WHAT YOU HAVE TO DO. Every picture is to be removed, and all the data is to be copied exactly.
[DATA PROVIDED]
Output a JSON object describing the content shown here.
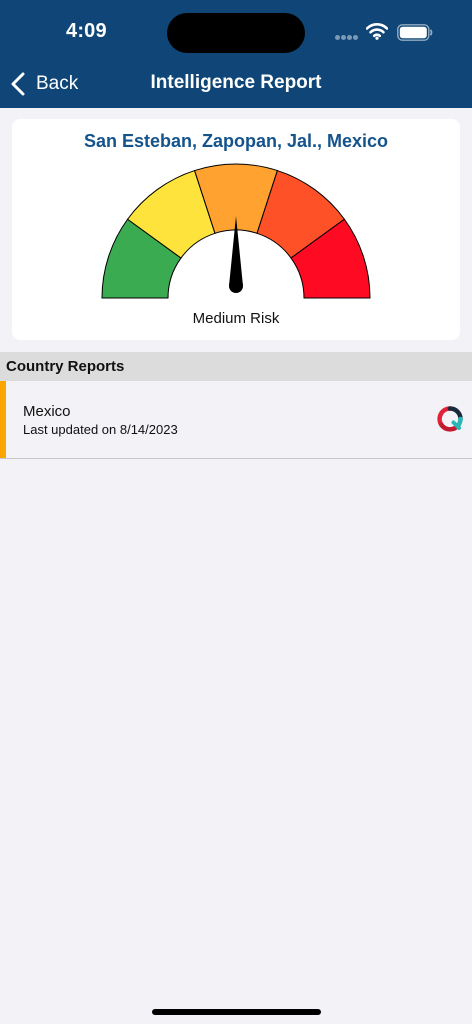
{
  "status_bar": {
    "time": "4:09",
    "icons": [
      "signal-dots-icon",
      "wifi-icon",
      "battery-icon"
    ]
  },
  "nav": {
    "back_label": "Back",
    "title": "Intelligence Report",
    "background_color": "#0f4677"
  },
  "risk_card": {
    "location": "San Esteban, Zapopan, Jal., Mexico",
    "gauge": {
      "segment_colors": [
        "#3bab52",
        "#fde33c",
        "#ffa230",
        "#ff5127",
        "#ff0a23"
      ],
      "needle_level": 0.5
    },
    "risk_label": "Medium Risk"
  },
  "country_reports": {
    "section_title": "Country Reports",
    "items": [
      {
        "name": "Mexico",
        "updated": "Last updated on 8/14/2023",
        "accent_color": "#ffa500",
        "icon": "report-logo-icon"
      }
    ]
  }
}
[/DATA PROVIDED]
SOLUTION.
Output a JSON object describing the content shown here.
{
  "status_bar": {
    "time": "4:09",
    "icons": [
      "signal-dots-icon",
      "wifi-icon",
      "battery-icon"
    ]
  },
  "nav": {
    "back_label": "Back",
    "title": "Intelligence Report",
    "background_color": "#0f4677"
  },
  "risk_card": {
    "location": "San Esteban, Zapopan, Jal., Mexico",
    "gauge": {
      "segment_colors": [
        "#3bab52",
        "#fde33c",
        "#ffa230",
        "#ff5127",
        "#ff0a23"
      ],
      "needle_level": 0.5
    },
    "risk_label": "Medium Risk"
  },
  "country_reports": {
    "section_title": "Country Reports",
    "items": [
      {
        "name": "Mexico",
        "updated": "Last updated on 8/14/2023",
        "accent_color": "#ffa500",
        "icon": "report-logo-icon"
      }
    ]
  }
}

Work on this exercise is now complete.